If there is something which your dentist wants you to understand and care for deeply, then that would be keeping your teeth free from cavities. Cavities, even the tiniest ones, may seem harmless but they have the ability to make their way into the pulp region of your tooth and cause teeth sensitivity to an abscessed tooth. In essence, if you want to keep yourself from feeling all the pain and discomfort that comes with a decayed tooth, then you need to make sure that you don’t get cavities to begin with.
One of the more popular dental myths is that you can feel if you small cavities that are forming. But given that the cavities are very small, even microscopic, there is really no possible way that you can detect these cavities all on your own. And if you think pain is an early sign of cavities, then you’re mistaken once more. When a small cavity has just formed, then you will not feel any sign of discomfort, not unless the cavity has burrowed its way deep into the tooth and has affected the pulp region already. And by that time, you may not be able to salvage your tooth anymore.
So how can you find out if you have any existing cavities which need to be filled in? During your bi-yearly check-ups, the first thing which your dentist will look for are cavities. Your dentist does so with the help of a special tool that resembles a hook as well as a small mirror.
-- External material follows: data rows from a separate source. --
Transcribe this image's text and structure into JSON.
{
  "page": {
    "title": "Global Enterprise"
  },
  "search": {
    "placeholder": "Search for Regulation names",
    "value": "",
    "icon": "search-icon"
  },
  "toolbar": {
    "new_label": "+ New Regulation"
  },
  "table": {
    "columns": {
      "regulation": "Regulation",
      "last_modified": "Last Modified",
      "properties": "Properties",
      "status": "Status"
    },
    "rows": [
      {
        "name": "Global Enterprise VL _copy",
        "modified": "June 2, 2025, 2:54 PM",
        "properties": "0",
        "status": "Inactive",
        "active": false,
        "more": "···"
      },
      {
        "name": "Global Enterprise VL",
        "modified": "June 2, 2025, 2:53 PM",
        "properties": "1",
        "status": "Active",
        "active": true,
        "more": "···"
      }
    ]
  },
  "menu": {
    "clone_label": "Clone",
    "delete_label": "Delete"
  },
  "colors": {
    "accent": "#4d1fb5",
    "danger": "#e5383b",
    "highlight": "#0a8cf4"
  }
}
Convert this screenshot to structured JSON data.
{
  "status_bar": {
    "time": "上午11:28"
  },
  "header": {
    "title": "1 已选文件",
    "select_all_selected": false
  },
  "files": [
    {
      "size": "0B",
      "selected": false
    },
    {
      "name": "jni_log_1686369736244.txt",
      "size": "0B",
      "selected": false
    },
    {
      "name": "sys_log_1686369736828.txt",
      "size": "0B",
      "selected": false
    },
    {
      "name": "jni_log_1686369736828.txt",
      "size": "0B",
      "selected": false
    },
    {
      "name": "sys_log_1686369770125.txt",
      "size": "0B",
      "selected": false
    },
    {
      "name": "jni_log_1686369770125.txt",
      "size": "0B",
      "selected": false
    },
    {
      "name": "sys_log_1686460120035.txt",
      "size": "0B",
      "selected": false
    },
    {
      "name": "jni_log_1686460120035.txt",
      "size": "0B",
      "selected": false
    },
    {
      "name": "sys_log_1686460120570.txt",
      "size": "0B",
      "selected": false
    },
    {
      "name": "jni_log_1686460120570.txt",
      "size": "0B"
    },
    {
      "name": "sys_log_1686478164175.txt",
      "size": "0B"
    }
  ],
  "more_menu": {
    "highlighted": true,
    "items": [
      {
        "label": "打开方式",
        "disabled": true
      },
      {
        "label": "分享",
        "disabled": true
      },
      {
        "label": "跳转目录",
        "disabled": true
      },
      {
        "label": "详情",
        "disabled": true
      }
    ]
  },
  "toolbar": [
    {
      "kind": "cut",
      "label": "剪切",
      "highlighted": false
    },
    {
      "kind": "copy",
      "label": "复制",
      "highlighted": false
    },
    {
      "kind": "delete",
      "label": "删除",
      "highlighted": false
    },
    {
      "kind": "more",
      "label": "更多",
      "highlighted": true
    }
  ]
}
While you may have to open your mouth for a number of minutes, the entire process of searching for cavities is not at all painful.
When your dentist finds cavities, he or she will then proceed to fill in these dental craters with the help of a special kind of dental resin. The procedure is started with the removal of decayed material which will often outline the cavity. Once all of the damaged tissues are removed, your dentist will then apply a special adhesive on the cavity before placing a composite resin material to fill in the cavity. Once the hole is substantially filled in, your dentist will expose the resin to a special bonding light which will enable the cement to harden. Once the entire procedure is done, the restoration should resemble the natural color of your teeth.